“There is no floor or minimum limit on beef at the moment so that needs to be set. A no-deal Brexit looks very likely now and so there would need to be intervention at some level to keep farmers safe.”

He went on to say that the Brexit problem had not been created by the Irish and, therefore, an expectation was on the EU that it would put some type of support mechanism in place to protect beef farming in this country.

“The farmer shouldn’t be expected to take the full hit; at the moment factories won’t take bulls and this is because there is an over-supply of beef, but there is no doubt but there is a real crisis in the sector at the moment,” he added.

He went on to say that the Irish Government had been “sleep-walking” on the whole Brexit issue.

The marketing of Irish beef is deplorable and the Irish Government is going to have to put pressure on the EU so that intervention is opened up, a price level is set and the farmer doesn’t have to carry the can.
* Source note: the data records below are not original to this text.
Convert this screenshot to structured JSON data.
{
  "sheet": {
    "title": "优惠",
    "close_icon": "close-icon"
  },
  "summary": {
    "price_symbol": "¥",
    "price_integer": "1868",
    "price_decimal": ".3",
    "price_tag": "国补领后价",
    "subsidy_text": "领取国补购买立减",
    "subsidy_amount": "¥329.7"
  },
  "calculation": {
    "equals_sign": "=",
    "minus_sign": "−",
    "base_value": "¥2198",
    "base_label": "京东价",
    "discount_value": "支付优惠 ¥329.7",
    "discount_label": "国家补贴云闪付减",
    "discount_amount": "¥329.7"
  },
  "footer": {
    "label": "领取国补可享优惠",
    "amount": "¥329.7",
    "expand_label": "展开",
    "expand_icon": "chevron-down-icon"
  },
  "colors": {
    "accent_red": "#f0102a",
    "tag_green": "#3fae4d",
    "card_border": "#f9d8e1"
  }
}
The Government has been sleep-walking on the Brexit issue from the very beginning.

Live exports

The movement’s chairman then pointed to live exports and the difficulties arising in respect of calves.

“More is going to have to be done by the Government to deal with a number of issues, including with the exporting of calves,” he said. “There are going to be issues with calves and particularly when they arrive at their destinations within the EU this year.

There are good opportunities into China at the moment so, if the Government could put pressure on the powers that be to issue the necessary licence in respect of that, that would really help the beef sector in this country now.

“Factories are not taking cattle at the moment; bulls and cows are the hardest hit there, and steers and heifers have no chance because the price for them isn’t even viable.”

Meanwhile, the movement is holding meetings in the coming weeks.

The list includes:
  • Roscommon: Castlerea Mart – January 16 at 8:00pm;
  • Armagh: Ballymacnab Community Hall, Redrock – January 17 at 8:00pm;
  • Galway: Peacockes Hotel, Maam Cross – January 21 at 8:00pm;
  • Limerick: Kilmallock Mart – January 22 at 8:00pm;
  • Sligo/Leitrim: Ballymote Mart – January 23 at 8:00pm;
  • Meath/Louth/Dublin: Ardboyne Hotel, Navan – January 24 at 8:30pm;
  • Monaghan: Glencarn Hotel, Castleblaney – January 30 at 8:00pm;
  • Mayo: Mayo/Sligo Mart, Ballina – February 6 at 8:00pm; and
  • Roscommon: Elphin Mart – February 21 at 8:00pm.